Yes, Ultherapy can be done after one session of Sculptra. These treatments address two different signs of aging. When we age, we develop different symptoms due to collagen depletion. Two of which are loss of volume in the apples of the cheeks and laxity of the skin. The Sculptra will help to address the volume loss and the Ulthera will address the skin laxity and give a lifted effect. We have seen great results with these treatments combined.
Ultherapy after Sculptra - Advised?
Ultherapy will be okay after Sculptra. Remember that Ultherapy is for lifting/tightening and you will see the most obvious effects around the jawline, upper neck and brow (brow if you treat the upper face). It is wise to discuss with your doctor that you had Sculptra - in what areas and when - so that he or she can determine the best timing.
Sculptherapy for the right candidate will make a bid difference
Without an exam or at least pictures, it is difficult to determine if you are a good candidate for sculptra or ulthera facial rejuvenation procedures. In my practice, we frequently combine Sculptra and Ultherapy (Sculptherapy) in the right patient to affect the optimal non-surgical tissue tightening and facial volume enhancement. My recommendation is to perform at least 3 Sculptra treatments approximately 4-6 weeks apart and the Ultherapy treatment should be done after the second or third sculptra treatment with goal of achieving optimal collagen stimulation. Currently there are clinical trials underway looking at similar combination regimen to evaluate complementary or synergistic effects of the combination treatment. It will likely take another year before definitive recommendations are made. The most important factor is to first determine if you are an appropriate candidate for these treatments based on age, tissue laxity and excess, skin turgor, facial deep fat (structural fat) volume, etc.
Ultherapy and Sculptra
An unanswered question exists currently as to the effect of Ultherapy on Sculptra. Could Sculptra cause quicker metabolism of Sculptra? If that were the only concern, and if you wouldn't mind having less of a volume effect from the Sculptra, then the ultherapy might seem to be a good idea. However, a question exists if Ultherapy could cause an affect on the immune reaction of the skin to the Sculptra.
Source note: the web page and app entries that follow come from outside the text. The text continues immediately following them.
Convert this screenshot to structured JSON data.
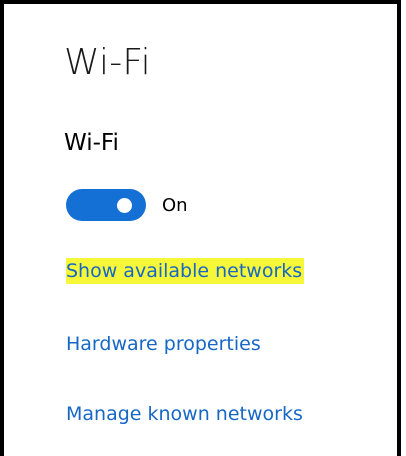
{
  "page": {
    "title": "Wi-Fi"
  },
  "wifi": {
    "section_title": "Wi-Fi",
    "toggle_state_label": "On",
    "enabled": true
  },
  "links": {
    "show_available_networks": "Show available networks",
    "hardware_properties": "Hardware properties",
    "manage_known_networks": "Manage known networks"
  },
  "colors": {
    "accent": "#1570d6",
    "link": "#1667c6",
    "highlight": "#f7f73a"
  }
}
It would make most sense to wait six months or more after Sculptra before treating with ultherapy.
Ultherapy is safe after 1 session of Sculptra
If you were planning on having more Sculptra sessions I would tell you to hold off on having Ultherapy. However, since you did not like the results from the Sculptra and do not plan on having any additional treatments there are no contraindications to having the Ultherapy done at this point. I have been using Ulthera in my office since November 2011 and have been impressed with the results.
These answers are for educational purposes and should not be relied upon as a substitute for medical advice you may receive from your physician. If you have a medical emergency, please call 911. These answers do not constitute or initiate a patient/doctor relationship.